Task details: Copy the records. Keep every line exactly as it is.

Record set:
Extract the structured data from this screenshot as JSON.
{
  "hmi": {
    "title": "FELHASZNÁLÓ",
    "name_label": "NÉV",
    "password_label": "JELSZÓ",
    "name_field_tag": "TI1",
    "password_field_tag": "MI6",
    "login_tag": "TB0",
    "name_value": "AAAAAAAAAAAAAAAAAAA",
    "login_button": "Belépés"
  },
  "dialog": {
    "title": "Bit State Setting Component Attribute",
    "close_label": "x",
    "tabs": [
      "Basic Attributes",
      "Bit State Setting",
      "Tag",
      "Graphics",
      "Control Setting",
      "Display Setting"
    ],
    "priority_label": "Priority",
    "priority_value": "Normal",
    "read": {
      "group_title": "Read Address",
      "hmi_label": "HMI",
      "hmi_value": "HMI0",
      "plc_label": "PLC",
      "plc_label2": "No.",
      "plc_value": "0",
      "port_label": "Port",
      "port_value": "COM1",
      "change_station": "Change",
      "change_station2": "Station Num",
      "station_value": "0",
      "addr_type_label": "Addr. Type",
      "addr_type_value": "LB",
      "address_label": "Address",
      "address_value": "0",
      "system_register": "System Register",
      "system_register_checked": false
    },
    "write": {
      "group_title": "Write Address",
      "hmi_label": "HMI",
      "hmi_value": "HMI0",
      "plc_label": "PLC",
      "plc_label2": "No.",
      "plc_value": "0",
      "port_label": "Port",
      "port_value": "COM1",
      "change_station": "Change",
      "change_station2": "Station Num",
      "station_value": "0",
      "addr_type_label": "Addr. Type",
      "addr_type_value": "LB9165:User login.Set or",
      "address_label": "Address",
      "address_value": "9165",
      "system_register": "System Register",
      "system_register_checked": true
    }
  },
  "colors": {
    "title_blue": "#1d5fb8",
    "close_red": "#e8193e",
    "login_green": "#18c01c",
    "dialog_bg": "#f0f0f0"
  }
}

Exercise output:
Extract the structured data from this screenshot as JSON.
{
  "hmi": {
    "title": "FELHASZNÁLÓ",
    "name_label": "NÉV",
    "password_label": "JELSZÓ",
    "name_field_tag": "TI1",
    "password_field_tag": "MI6",
    "login_tag": "TB0",
    "name_value": "AAAAAAAAAAAAAAAAAAA",
    "login_button": "Belépés"
  },
  "dialog": {
    "title": "Bit State Setting Component Attribute",
    "close_label": "x",
    "tabs": [
      "Basic Attributes",
      "Bit State Setting",
      "Tag",
      "Graphics",
      "Control Setting",
      "Display Setting"
    ],
    "priority_label": "Priority",
    "priority_value": "Normal",
    "read": {
      "group_title": "Read Address",
      "hmi_label": "HMI",
      "hmi_value": "HMI0",
      "plc_label": "PLC",
      "plc_label2": "No.",
      "plc_value": "0",
      "port_label": "Port",
      "port_value": "COM1",
      "change_station": "Change",
      "change_station2": "Station Num",
      "station_value": "0",
      "addr_type_label": "Addr. Type",
      "addr_type_value": "LB",
      "address_label": "Address",
      "address_value": "0",
      "system_register": "System Register",
      "system_register_checked": false
    },
    "write": {
      "group_title": "Write Address",
      "hmi_label": "HMI",
      "hmi_value": "HMI0",
      "plc_label": "PLC",
      "plc_label2": "No.",
      "plc_value": "0",
      "port_label": "Port",
      "port_value": "COM1",
      "change_station": "Change",
      "change_station2": "Station Num",
      "station_value": "0",
      "addr_type_label": "Addr. Type",
      "addr_type_value": "LB9165:User login.Set or",
      "address_label": "Address",
      "address_value": "9165",
      "system_register": "System Register",
      "system_register_checked": true
    }
  },
  "colors": {
    "title_blue": "#1d5fb8",
    "close_red": "#e8193e",
    "login_green": "#18c01c",
    "dialog_bg": "#f0f0f0"
  }
}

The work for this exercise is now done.